> _Aim of the exercise_: Check the entries below and say how many lines include the word "Drücken". No other text is wanted.

> _Data in this exercise_:
=== Section Start ===
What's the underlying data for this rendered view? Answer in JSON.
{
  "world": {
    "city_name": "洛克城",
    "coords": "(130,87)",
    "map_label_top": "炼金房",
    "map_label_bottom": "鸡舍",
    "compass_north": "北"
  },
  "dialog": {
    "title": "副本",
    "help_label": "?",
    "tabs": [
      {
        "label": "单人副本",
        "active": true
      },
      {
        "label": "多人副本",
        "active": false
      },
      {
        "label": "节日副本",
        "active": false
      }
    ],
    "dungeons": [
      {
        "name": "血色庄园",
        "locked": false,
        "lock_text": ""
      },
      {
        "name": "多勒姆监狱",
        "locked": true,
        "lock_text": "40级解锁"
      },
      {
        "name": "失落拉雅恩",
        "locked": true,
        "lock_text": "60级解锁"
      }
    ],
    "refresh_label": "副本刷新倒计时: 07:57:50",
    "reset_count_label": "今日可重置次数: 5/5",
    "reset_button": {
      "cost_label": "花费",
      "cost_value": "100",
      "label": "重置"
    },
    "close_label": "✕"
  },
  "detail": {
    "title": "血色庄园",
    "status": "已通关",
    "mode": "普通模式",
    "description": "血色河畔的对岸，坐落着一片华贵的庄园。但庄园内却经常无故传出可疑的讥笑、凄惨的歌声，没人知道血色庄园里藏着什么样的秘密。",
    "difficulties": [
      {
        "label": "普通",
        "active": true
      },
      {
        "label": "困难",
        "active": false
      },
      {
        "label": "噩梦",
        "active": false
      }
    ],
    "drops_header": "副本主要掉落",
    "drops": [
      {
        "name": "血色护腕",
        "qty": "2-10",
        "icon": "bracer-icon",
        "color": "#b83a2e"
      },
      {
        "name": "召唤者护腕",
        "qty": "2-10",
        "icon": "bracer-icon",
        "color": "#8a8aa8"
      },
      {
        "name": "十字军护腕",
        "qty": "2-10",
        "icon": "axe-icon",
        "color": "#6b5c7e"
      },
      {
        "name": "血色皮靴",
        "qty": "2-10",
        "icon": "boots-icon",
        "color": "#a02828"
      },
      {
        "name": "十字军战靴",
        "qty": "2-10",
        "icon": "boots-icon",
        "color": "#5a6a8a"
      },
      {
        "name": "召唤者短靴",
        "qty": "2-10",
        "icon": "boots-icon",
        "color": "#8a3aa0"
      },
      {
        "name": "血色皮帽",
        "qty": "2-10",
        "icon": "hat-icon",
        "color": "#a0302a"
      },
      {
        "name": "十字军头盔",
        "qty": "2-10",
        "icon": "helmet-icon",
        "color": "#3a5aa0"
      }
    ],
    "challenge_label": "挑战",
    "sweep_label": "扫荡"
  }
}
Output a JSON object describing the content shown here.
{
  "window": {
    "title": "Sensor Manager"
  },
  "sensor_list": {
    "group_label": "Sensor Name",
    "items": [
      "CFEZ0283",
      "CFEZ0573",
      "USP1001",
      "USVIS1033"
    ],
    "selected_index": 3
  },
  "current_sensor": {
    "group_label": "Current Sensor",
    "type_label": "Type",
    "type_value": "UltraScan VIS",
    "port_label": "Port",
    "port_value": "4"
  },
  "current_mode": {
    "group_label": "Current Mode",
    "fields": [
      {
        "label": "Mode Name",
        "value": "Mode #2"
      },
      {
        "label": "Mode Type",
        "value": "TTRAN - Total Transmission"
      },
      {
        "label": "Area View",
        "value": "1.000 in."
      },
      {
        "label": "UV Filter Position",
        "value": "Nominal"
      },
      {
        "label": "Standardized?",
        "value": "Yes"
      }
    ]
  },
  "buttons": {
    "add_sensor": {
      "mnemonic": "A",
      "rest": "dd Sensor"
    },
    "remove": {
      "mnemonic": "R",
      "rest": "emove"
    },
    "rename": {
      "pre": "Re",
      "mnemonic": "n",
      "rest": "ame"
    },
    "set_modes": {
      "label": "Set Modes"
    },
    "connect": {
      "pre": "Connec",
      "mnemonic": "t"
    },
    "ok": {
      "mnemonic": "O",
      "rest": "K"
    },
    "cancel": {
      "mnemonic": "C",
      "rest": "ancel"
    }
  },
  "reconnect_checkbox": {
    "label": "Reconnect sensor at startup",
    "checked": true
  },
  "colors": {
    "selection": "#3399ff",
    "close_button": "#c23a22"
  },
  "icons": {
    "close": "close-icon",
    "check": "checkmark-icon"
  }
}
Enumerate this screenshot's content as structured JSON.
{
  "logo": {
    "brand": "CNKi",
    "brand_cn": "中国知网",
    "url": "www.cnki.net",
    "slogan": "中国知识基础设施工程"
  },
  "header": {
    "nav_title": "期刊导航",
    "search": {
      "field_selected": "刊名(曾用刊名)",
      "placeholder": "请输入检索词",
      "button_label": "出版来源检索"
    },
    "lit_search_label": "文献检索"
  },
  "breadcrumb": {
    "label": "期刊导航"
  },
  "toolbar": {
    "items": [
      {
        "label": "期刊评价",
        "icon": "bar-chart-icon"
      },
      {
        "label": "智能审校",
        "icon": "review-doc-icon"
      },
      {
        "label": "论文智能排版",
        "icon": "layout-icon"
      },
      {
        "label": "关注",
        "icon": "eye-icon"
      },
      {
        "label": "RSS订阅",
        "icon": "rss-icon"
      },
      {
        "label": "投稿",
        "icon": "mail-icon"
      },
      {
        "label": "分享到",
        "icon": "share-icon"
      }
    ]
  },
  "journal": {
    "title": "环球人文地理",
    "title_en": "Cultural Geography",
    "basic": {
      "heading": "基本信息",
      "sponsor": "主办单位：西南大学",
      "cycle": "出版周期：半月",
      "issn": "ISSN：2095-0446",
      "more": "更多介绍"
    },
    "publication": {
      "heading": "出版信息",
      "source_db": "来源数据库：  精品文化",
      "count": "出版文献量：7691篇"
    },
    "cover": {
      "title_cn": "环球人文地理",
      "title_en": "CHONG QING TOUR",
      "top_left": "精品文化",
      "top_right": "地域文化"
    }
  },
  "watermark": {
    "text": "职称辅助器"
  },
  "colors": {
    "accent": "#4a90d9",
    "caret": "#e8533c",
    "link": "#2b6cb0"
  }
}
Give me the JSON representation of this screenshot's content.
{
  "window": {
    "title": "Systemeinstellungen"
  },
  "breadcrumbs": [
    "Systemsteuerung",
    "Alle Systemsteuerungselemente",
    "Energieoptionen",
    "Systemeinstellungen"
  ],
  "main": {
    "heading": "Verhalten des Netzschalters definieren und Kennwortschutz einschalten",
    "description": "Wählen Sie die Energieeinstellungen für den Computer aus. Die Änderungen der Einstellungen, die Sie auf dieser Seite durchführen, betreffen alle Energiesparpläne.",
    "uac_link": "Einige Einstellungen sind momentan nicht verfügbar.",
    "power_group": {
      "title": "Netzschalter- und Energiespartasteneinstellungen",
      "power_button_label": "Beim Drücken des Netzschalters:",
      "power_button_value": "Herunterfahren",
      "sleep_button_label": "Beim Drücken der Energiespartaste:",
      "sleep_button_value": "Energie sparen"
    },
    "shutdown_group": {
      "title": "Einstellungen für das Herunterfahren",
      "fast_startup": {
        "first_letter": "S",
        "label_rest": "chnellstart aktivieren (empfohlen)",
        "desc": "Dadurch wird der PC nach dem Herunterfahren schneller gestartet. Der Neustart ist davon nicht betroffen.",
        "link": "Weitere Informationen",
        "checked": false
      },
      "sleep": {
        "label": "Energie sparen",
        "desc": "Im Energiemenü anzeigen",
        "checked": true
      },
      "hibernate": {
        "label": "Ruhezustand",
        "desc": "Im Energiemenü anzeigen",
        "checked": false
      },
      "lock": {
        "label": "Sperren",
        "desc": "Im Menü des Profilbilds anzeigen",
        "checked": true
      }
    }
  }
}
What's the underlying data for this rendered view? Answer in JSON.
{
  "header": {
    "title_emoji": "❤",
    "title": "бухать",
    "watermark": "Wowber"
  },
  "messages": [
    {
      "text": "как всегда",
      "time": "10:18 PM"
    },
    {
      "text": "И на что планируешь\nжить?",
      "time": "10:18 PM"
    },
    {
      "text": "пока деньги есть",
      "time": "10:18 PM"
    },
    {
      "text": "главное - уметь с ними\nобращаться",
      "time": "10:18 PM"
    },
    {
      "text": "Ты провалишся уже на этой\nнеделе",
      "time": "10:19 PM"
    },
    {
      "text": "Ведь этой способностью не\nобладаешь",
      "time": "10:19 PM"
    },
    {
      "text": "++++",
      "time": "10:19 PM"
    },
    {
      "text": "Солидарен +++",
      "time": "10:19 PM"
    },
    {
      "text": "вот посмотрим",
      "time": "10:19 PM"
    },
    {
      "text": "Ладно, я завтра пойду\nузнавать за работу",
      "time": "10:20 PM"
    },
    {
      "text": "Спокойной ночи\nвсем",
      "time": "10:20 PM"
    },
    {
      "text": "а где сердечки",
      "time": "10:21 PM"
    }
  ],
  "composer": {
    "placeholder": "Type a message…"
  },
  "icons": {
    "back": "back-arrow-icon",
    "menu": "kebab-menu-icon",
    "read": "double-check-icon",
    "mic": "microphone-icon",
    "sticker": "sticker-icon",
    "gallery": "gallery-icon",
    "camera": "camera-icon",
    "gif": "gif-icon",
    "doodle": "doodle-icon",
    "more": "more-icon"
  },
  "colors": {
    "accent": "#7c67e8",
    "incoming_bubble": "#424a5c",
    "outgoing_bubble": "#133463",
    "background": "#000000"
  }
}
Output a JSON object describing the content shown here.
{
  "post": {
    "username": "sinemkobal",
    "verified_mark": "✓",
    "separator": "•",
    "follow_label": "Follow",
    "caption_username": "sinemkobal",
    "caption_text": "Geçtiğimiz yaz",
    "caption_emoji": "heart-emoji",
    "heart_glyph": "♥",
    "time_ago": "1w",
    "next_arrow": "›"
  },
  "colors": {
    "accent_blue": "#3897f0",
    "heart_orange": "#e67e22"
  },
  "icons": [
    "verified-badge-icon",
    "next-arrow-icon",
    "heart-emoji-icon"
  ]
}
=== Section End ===
> _Answer box_: 2